▶ [Assigned task] Locate the string "Hola" in the listing below. Copy every line where it is found.
Content starts
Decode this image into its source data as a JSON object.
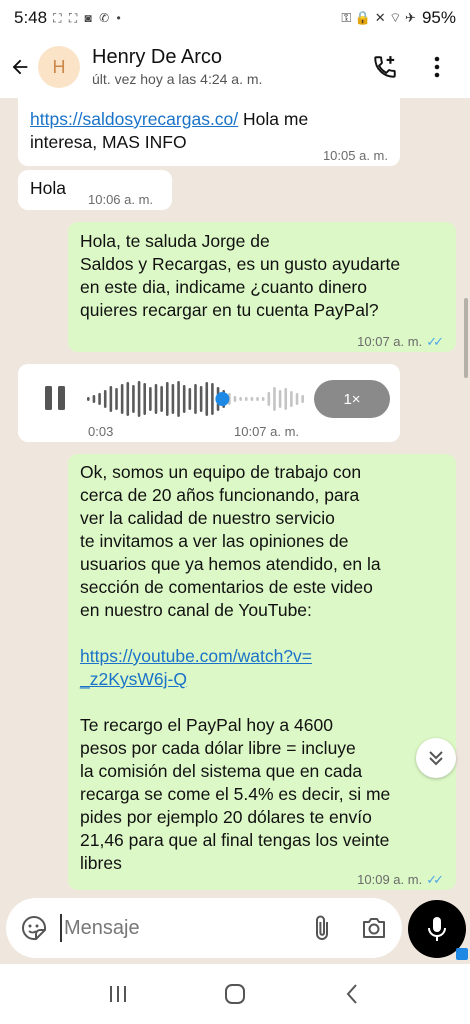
{
  "status_bar": {
    "time": "5:48",
    "left_icons": "⛶ ⛶ ◙ ✆ •",
    "right_icons": "⚿ 🔒 ✕ ⌔ ✈",
    "battery": "95%"
  },
  "header": {
    "avatar_letter": "H",
    "name": "Henry De Arco",
    "last_seen": "últ. vez hoy a las 4:24 a. m."
  },
  "messages": {
    "m1": {
      "link": "https://saldosyrecargas.co/",
      "text_after_link": " Hola me",
      "line2": "interesa, MAS INFO",
      "time": "10:05 a. m."
    },
    "m2": {
      "text": "Hola",
      "time": "10:06 a. m."
    },
    "m3": {
      "lines": [
        "Hola, te saluda Jorge de",
        "Saldos y Recargas, es un gusto ayudarte",
        "en este dia, indicame ¿cuanto dinero",
        "quieres recargar en tu cuenta PayPal?"
      ],
      "time": "10:07 a. m."
    },
    "voice": {
      "elapsed": "0:03",
      "time": "10:07 a. m.",
      "speed": "1×",
      "progress": 0.62
    },
    "m4": {
      "para1": [
        "Ok, somos un equipo de trabajo con",
        "cerca de 20 años funcionando, para",
        "ver la calidad de nuestro servicio",
        "te invitamos a ver las opiniones de",
        "usuarios que ya hemos atendido, en la",
        "sección de comentarios de este video",
        "en nuestro canal de YouTube:"
      ],
      "link_line1": "https://youtube.com/watch?v=",
      "link_line2": "_z2KysW6j-Q",
      "para2": [
        "Te recargo el PayPal hoy a 4600",
        "pesos por cada dólar libre = incluye",
        "la comisión del sistema que en cada",
        "recarga se come el 5.4% es decir, si me",
        "pides por ejemplo 20 dólares te envío",
        "21,46 para que al final tengas los veinte",
        "libres"
      ],
      "time": "10:09 a. m."
    }
  },
  "input": {
    "placeholder": "Mensaje"
  },
  "colors": {
    "chat_bg": "#efe7de",
    "outgoing_bubble": "#dcf8c6",
    "incoming_bubble": "#ffffff",
    "link": "#1a73c9",
    "read_ticks": "#4fa7e8"
  }
}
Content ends
▶ [Answer box]
      "text_after_link": " Hola me",
      "text": "Hola",
        "Hola, te saluda Jorge de",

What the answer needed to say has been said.